Copy every line of the entries that includes the word "symbol".

Task data Block Start

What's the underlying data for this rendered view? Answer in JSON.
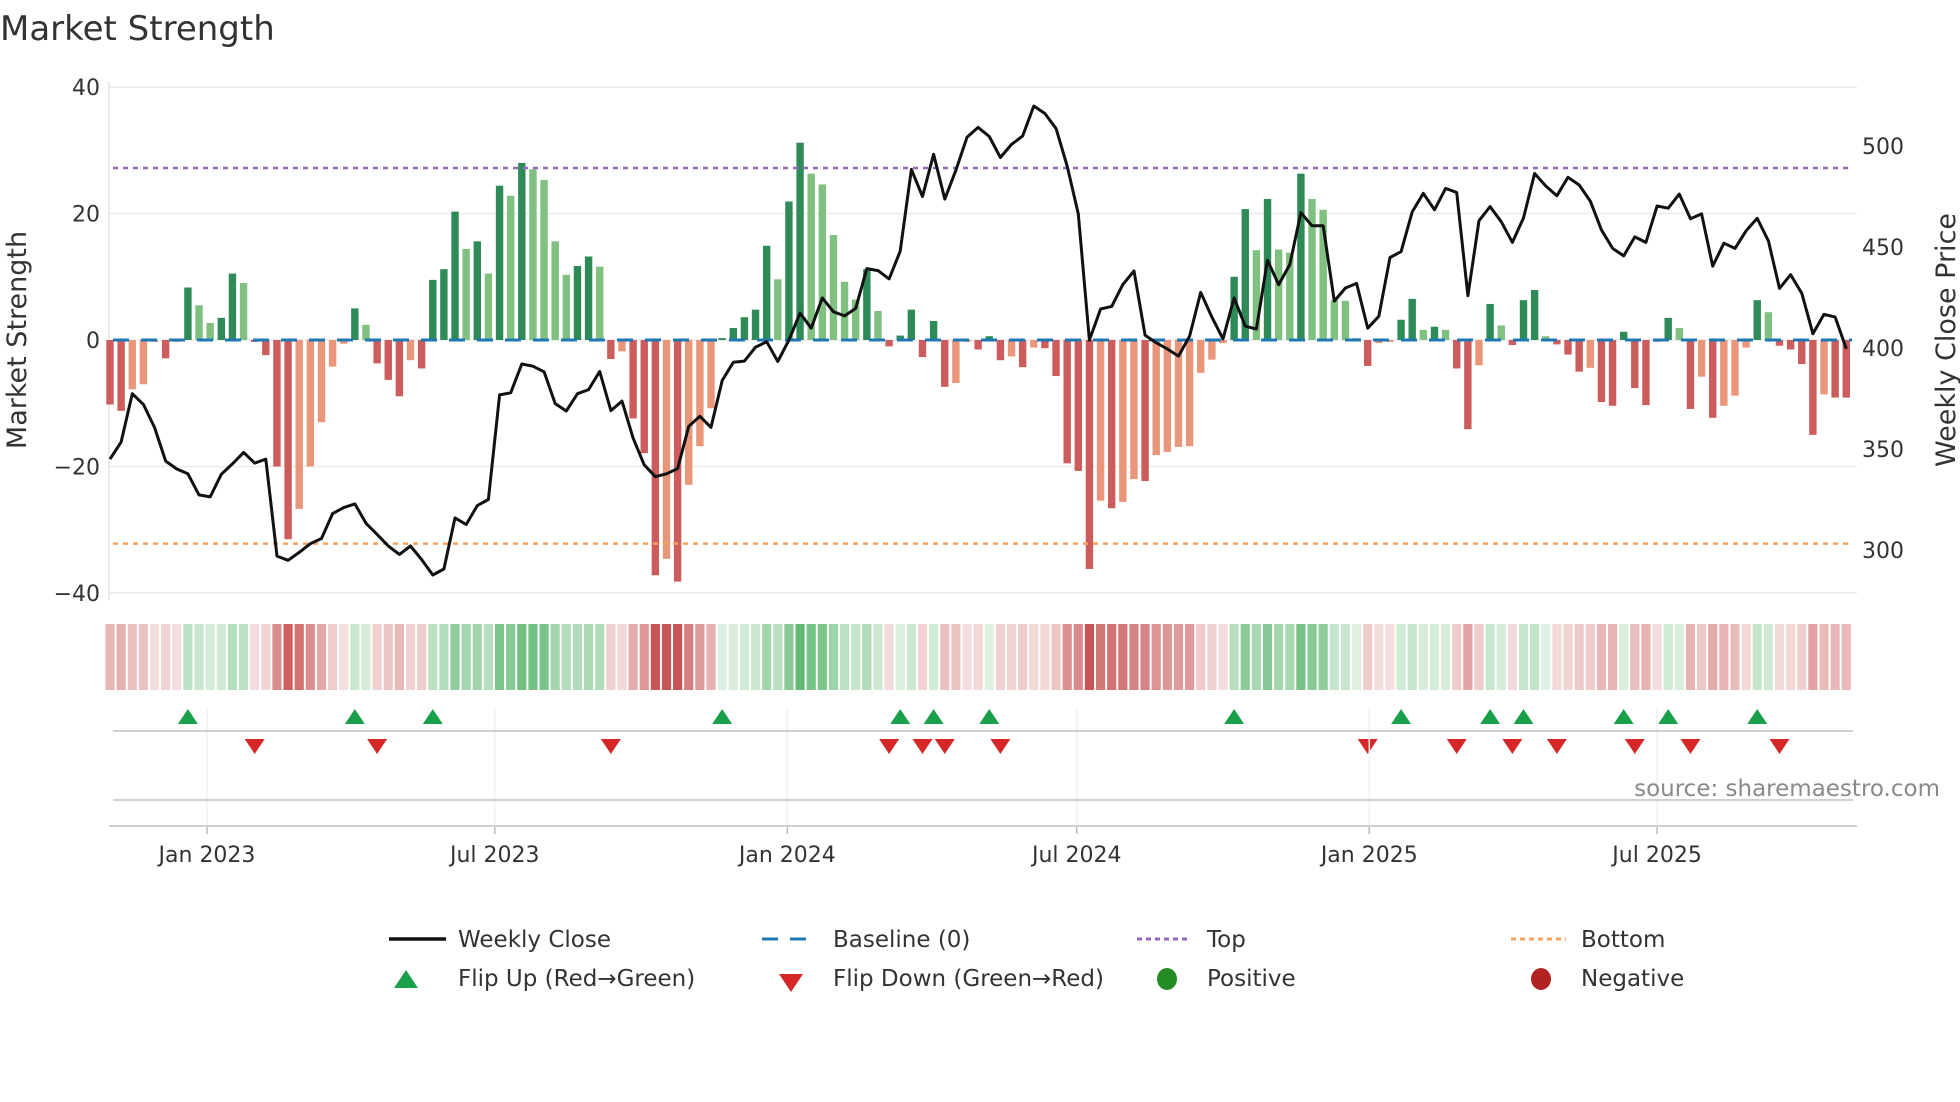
{
  "chart_data": {
    "type": "bar",
    "title": "Market Strength",
    "ylabel": "Market Strength",
    "y2label": "Weekly Close Price",
    "ylim": [
      -42,
      42
    ],
    "y2lim": [
      273,
      523
    ],
    "yticks": [
      40,
      20,
      0,
      -20,
      -40
    ],
    "ytick_labels": [
      "40",
      "20",
      "0",
      "−20",
      "−40"
    ],
    "y2ticks": [
      500,
      450,
      400,
      350,
      300
    ],
    "y2tick_labels": [
      "500",
      "450",
      "400",
      "350",
      "300"
    ],
    "x_start": "2022-11-01",
    "x_step_days": 7,
    "xticks": [
      {
        "date": "2023-01-01",
        "label": "Jan 2023"
      },
      {
        "date": "2023-07-01",
        "label": "Jul 2023"
      },
      {
        "date": "2024-01-01",
        "label": "Jan 2024"
      },
      {
        "date": "2024-07-01",
        "label": "Jul 2024"
      },
      {
        "date": "2025-01-01",
        "label": "Jan 2025"
      },
      {
        "date": "2025-07-01",
        "label": "Jul 2025"
      }
    ],
    "top_level": 27.2,
    "bottom_level": -32.2,
    "baseline": 0,
    "strength": [
      -10.2,
      -11.2,
      -7.8,
      -7.0,
      -0.3,
      -2.9,
      -0.3,
      8.3,
      5.5,
      2.7,
      3.5,
      10.5,
      9.0,
      -0.3,
      -2.4,
      -20,
      -31.5,
      -26.7,
      -20,
      -13,
      -4.2,
      -0.6,
      5.0,
      2.4,
      -3.7,
      -6.3,
      -8.9,
      -3.2,
      -4.5,
      9.5,
      11.2,
      20.3,
      14.4,
      15.6,
      10.5,
      24.4,
      22.8,
      28,
      27,
      25.3,
      15.6,
      10.3,
      11.7,
      13.2,
      11.6,
      -3.0,
      -1.8,
      -12.4,
      -17.9,
      -37.2,
      -34.6,
      -38.2,
      -22.9,
      -16.8,
      -10.8,
      0.3,
      1.9,
      3.6,
      4.8,
      14.9,
      9.6,
      21.9,
      31.2,
      26.3,
      24.6,
      16.6,
      9.2,
      6.4,
      11.2,
      4.6,
      -1.0,
      0.7,
      4.8,
      -2.7,
      3.0,
      -7.4,
      -6.8,
      -0.3,
      -1.5,
      0.6,
      -3.2,
      -2.6,
      -4.3,
      -1.2,
      -1.3,
      -5.7,
      -19.5,
      -20.7,
      -36.2,
      -25.4,
      -26.6,
      -25.6,
      -22,
      -22.3,
      -18.2,
      -17.7,
      -16.9,
      -16.8,
      -5.2,
      -3.1,
      -0.5,
      10,
      20.7,
      14.2,
      22.3,
      14.3,
      13.8,
      26.3,
      22.3,
      20.6,
      6.3,
      6.2,
      0.3,
      -4.1,
      -0.5,
      -0.3,
      3.2,
      6.5,
      1.6,
      2.1,
      1.6,
      -4.5,
      -14.1,
      -4.0,
      5.7,
      2.3,
      -0.8,
      6.3,
      7.9,
      0.6,
      -0.7,
      -2.3,
      -5.0,
      -4.4,
      -9.8,
      -10.4,
      1.3,
      -7.6,
      -10.3,
      -0.3,
      3.5,
      1.9,
      -10.9,
      -5.8,
      -12.3,
      -10.4,
      -8.8,
      -1.2,
      6.3,
      4.4,
      -0.9,
      -1.5,
      -3.8,
      -15.0,
      -8.6,
      -9.1,
      -9.1
    ],
    "weekly_close": [
      345,
      353.4,
      377.4,
      372.1,
      360.7,
      344,
      340.1,
      337.7,
      327.3,
      326.3,
      337.5,
      342.6,
      348.3,
      343,
      345,
      297,
      294.9,
      298.8,
      303.1,
      305.7,
      318,
      321,
      322.8,
      313.2,
      307.7,
      302,
      297.8,
      302,
      295.3,
      287.6,
      290.6,
      315.9,
      312.6,
      322,
      325,
      376.8,
      377.8,
      392.1,
      391,
      388.2,
      372.5,
      368.8,
      377.4,
      379.4,
      388.4,
      369,
      373.7,
      355.4,
      342.2,
      336.3,
      337.7,
      340.3,
      361.3,
      366.2,
      360.7,
      383.9,
      392.9,
      393.5,
      400.4,
      403.1,
      393.3,
      403.9,
      417.3,
      409.8,
      424.8,
      417.9,
      415.9,
      419.6,
      439.3,
      438.3,
      434.2,
      447.9,
      488.4,
      475,
      495.9,
      473.7,
      488,
      504.3,
      509.2,
      504.7,
      494.3,
      500.8,
      505,
      519.8,
      516.1,
      508.6,
      490,
      466.4,
      403.9,
      419.3,
      420.6,
      431.4,
      438.1,
      406.3,
      402.6,
      399.5,
      396,
      405.9,
      427.5,
      415.3,
      404.5,
      424.8,
      410.8,
      409.4,
      443.4,
      431.4,
      441.3,
      467,
      460.5,
      460.5,
      423.2,
      429.7,
      432,
      409.8,
      415.7,
      444.8,
      447.7,
      467.4,
      476.6,
      468.4,
      479,
      477,
      425.9,
      463,
      470,
      462.5,
      452.3,
      464.4,
      486.4,
      480.2,
      475.4,
      484.5,
      480.7,
      472.7,
      458.5,
      449.3,
      445.6,
      455,
      452.3,
      470.3,
      469.2,
      476.2,
      464,
      466.4,
      440.5,
      451.9,
      449.3,
      458,
      464.2,
      453,
      429.5,
      436.3,
      427.1,
      407.1,
      416.7,
      415.3,
      399.6
    ],
    "legend": {
      "placement": "bottom",
      "items": [
        {
          "label": "Weekly Close",
          "symbol": "line"
        },
        {
          "label": "Baseline (0)",
          "symbol": "dash"
        },
        {
          "label": "Top",
          "symbol": "dot"
        },
        {
          "label": "Bottom",
          "symbol": "dot"
        },
        {
          "label": "Flip Up (Red→Green)",
          "symbol": "triangle-up"
        },
        {
          "label": "Flip Down (Green→Red)",
          "symbol": "triangle-down"
        },
        {
          "label": "Positive",
          "symbol": "circle"
        },
        {
          "label": "Negative",
          "symbol": "circle"
        }
      ]
    },
    "colors": {
      "pos_rising": "#2e8b57",
      "pos_falling": "#80c080",
      "neg_rising": "#cd5c5c",
      "neg_falling": "#e9967a",
      "baseline": "#1f77b4",
      "top": "#9467bd",
      "bottom": "#f4a460",
      "close": "#111111",
      "flip_up": "#1a9f4a",
      "flip_down": "#d62728",
      "positive": "#228b22",
      "negative": "#b22222"
    },
    "source": "source: sharemaestro.com"
  }
}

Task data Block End

### Problem solution:
          "symbol": "line"
          "symbol": "dash"
          "symbol": "dot"
          "symbol": "dot"
          "symbol": "triangle-up"
          "symbol": "triangle-down"
          "symbol": "circle"
          "symbol": "circle"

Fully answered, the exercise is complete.